The DOE budget also includes a US$750 million request for the multilateral Green Climate Fund (GCF). Obama pledged in 2014 to contribute US$3 billion by 2020 to the nascent UN institution, designed to help poorer countries transition to a low carbon future and adapt to climate change?s negative impacts.

However, the US$500 million pledge in Obama?s budget request last year faced a rocky ride, with lawmakers agreeing only in late November not to block the payment.

A GCF informal board meeting in Cape Town, South Africa, last week focused on how to meet an aspirational target to invest US$2.5 billion this year in green projects in developing countries, a goal some stakeholders fear will be difficult to meet given the dearth of suitable project proposals put forward to date.
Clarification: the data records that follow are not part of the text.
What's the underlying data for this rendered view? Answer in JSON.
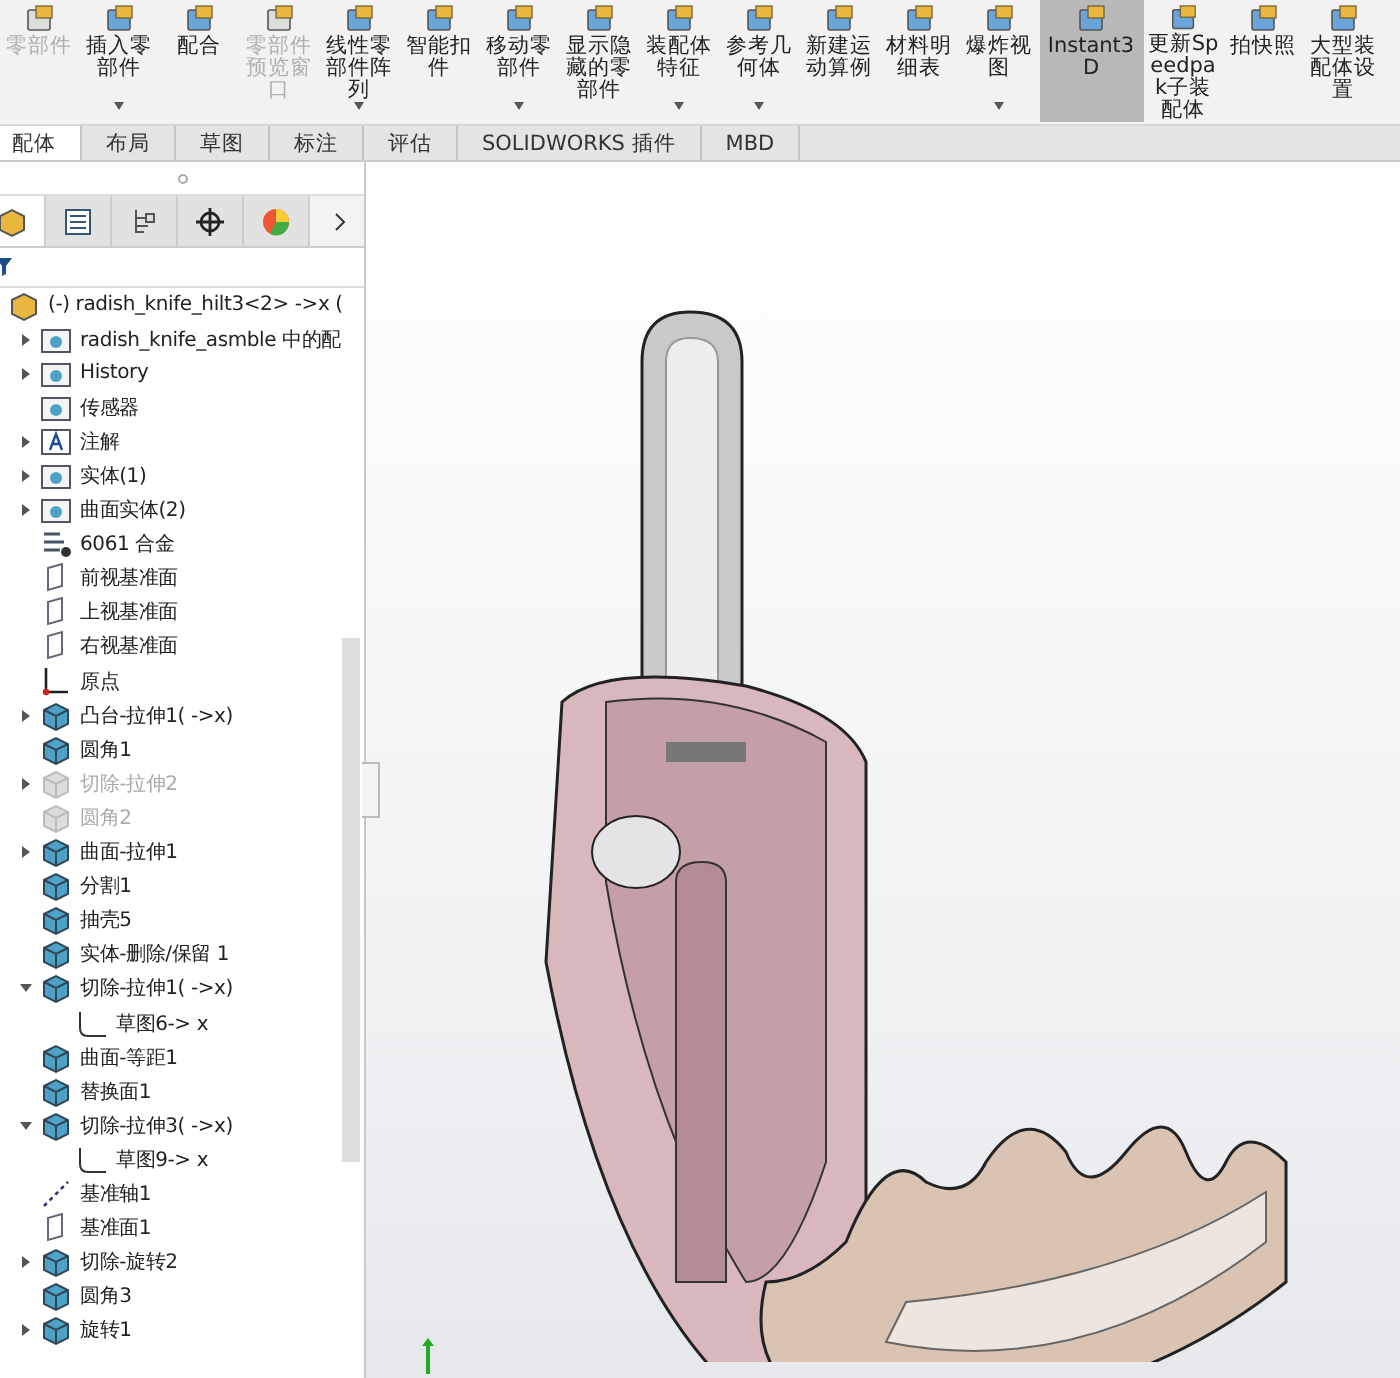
{
  "toolbar": {
    "buttons": [
      {
        "label": "零部件",
        "disabled": true,
        "dropdown": false,
        "selected": false
      },
      {
        "label": "插入零部件",
        "disabled": false,
        "dropdown": true,
        "selected": false
      },
      {
        "label": "配合",
        "disabled": false,
        "dropdown": false,
        "selected": false
      },
      {
        "label": "零部件预览窗口",
        "disabled": true,
        "dropdown": false,
        "selected": false
      },
      {
        "label": "线性零部件阵列",
        "disabled": false,
        "dropdown": true,
        "selected": false
      },
      {
        "label": "智能扣件",
        "disabled": false,
        "dropdown": false,
        "selected": false
      },
      {
        "label": "移动零部件",
        "disabled": false,
        "dropdown": true,
        "selected": false
      },
      {
        "label": "显示隐藏的零部件",
        "disabled": false,
        "dropdown": false,
        "selected": false
      },
      {
        "label": "装配体特征",
        "disabled": false,
        "dropdown": true,
        "selected": false
      },
      {
        "label": "参考几何体",
        "disabled": false,
        "dropdown": true,
        "selected": false
      },
      {
        "label": "新建运动算例",
        "disabled": false,
        "dropdown": false,
        "selected": false
      },
      {
        "label": "材料明细表",
        "disabled": false,
        "dropdown": false,
        "selected": false
      },
      {
        "label": "爆炸视图",
        "disabled": false,
        "dropdown": true,
        "selected": false
      },
      {
        "label": "Instant3D",
        "disabled": false,
        "dropdown": false,
        "selected": true
      },
      {
        "label": "更新Speedpak子装配体",
        "disabled": false,
        "dropdown": false,
        "selected": false
      },
      {
        "label": "拍快照",
        "disabled": false,
        "dropdown": false,
        "selected": false
      },
      {
        "label": "大型装配体设置",
        "disabled": false,
        "dropdown": false,
        "selected": false
      }
    ]
  },
  "tabs": [
    {
      "label": "配体",
      "selected": true
    },
    {
      "label": "布局",
      "selected": false
    },
    {
      "label": "草图",
      "selected": false
    },
    {
      "label": "标注",
      "selected": false
    },
    {
      "label": "评估",
      "selected": false
    },
    {
      "label": "SOLIDWORKS 插件",
      "selected": false
    },
    {
      "label": "MBD",
      "selected": false
    }
  ],
  "panel_tabs": [
    {
      "kind": "tree",
      "selected": true
    },
    {
      "kind": "property",
      "selected": false
    },
    {
      "kind": "config",
      "selected": false
    },
    {
      "kind": "dim",
      "selected": false
    },
    {
      "kind": "display",
      "selected": false
    }
  ],
  "feature_tree": {
    "root": "(-) radish_knife_hilt3<2> ->x (",
    "items": [
      {
        "label": "radish_knife_asmble 中的配",
        "kind": "folder",
        "expanded": false,
        "suppressed": false
      },
      {
        "label": "History",
        "kind": "folder",
        "expanded": false,
        "suppressed": false
      },
      {
        "label": "传感器",
        "kind": "folder",
        "suppressed": false
      },
      {
        "label": "注解",
        "kind": "annotation",
        "expanded": false,
        "suppressed": false
      },
      {
        "label": "实体(1)",
        "kind": "folder",
        "expanded": false,
        "suppressed": false
      },
      {
        "label": "曲面实体(2)",
        "kind": "folder",
        "expanded": false,
        "suppressed": false
      },
      {
        "label": "6061 合金",
        "kind": "material",
        "suppressed": false
      },
      {
        "label": "前视基准面",
        "kind": "plane",
        "suppressed": false
      },
      {
        "label": "上视基准面",
        "kind": "plane",
        "suppressed": false
      },
      {
        "label": "右视基准面",
        "kind": "plane",
        "suppressed": false
      },
      {
        "label": "原点",
        "kind": "origin",
        "suppressed": false
      },
      {
        "label": "凸台-拉伸1( ->x)",
        "kind": "feature",
        "expanded": false,
        "suppressed": false
      },
      {
        "label": "圆角1",
        "kind": "feature",
        "suppressed": false
      },
      {
        "label": "切除-拉伸2",
        "kind": "feature",
        "expanded": false,
        "suppressed": true
      },
      {
        "label": "圆角2",
        "kind": "feature",
        "suppressed": true
      },
      {
        "label": "曲面-拉伸1",
        "kind": "feature",
        "expanded": false,
        "suppressed": false
      },
      {
        "label": "分割1",
        "kind": "feature",
        "suppressed": false
      },
      {
        "label": "抽壳5",
        "kind": "feature",
        "suppressed": false
      },
      {
        "label": "实体-删除/保留 1",
        "kind": "feature",
        "suppressed": false
      },
      {
        "label": "切除-拉伸1( ->x)",
        "kind": "feature",
        "expanded": true,
        "suppressed": false,
        "children": [
          {
            "label": "草图6-> x",
            "kind": "sketch",
            "suppressed": false
          }
        ]
      },
      {
        "label": "曲面-等距1",
        "kind": "feature",
        "suppressed": false
      },
      {
        "label": "替换面1",
        "kind": "feature",
        "suppressed": false
      },
      {
        "label": "切除-拉伸3( ->x)",
        "kind": "feature",
        "expanded": true,
        "suppressed": false,
        "children": [
          {
            "label": "草图9-> x",
            "kind": "sketch",
            "suppressed": false
          }
        ]
      },
      {
        "label": "基准轴1",
        "kind": "axis",
        "suppressed": false
      },
      {
        "label": "基准面1",
        "kind": "plane",
        "suppressed": false
      },
      {
        "label": "切除-旋转2",
        "kind": "feature",
        "expanded": false,
        "suppressed": false
      },
      {
        "label": "圆角3",
        "kind": "feature",
        "suppressed": false
      },
      {
        "label": "旋转1",
        "kind": "feature",
        "expanded": false,
        "suppressed": false
      }
    ]
  }
}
USCBP Revises Automation Schedules
TIACA ? 12 February 2016
This week, US Customs and Border Protection (CBP) pushed back its timeline for mandatory use of the new Automated Commercial Environment (ACE) for US import transactions. In particular, CBP is allowing more time for ?partner government agency? data ? other government agencies that require data for import transactions, such as the Food and Drug Administration ? to be provided through ACE. The revised ACE timelines are available at http://www.cbp.gov/trade/automated/ace-mandatory-use-dates.

Similarly, US exporters that file electronically through AESDirect face a mandatory transition to ACE, which has been programmed to include an export portal. CBP also announced a revised timetable for that transition this week, with legacy AESDirect accounts beginning the transition on February 29. Additional information is available from the US Census Bureau at 1.800.549.0595 or via email at askaes@census.gov.

tradeinfocus is a summary of news and events on the trade policy front for clients, trade & legislative colleagues, and professional friends of W.J. Byrnes & Co.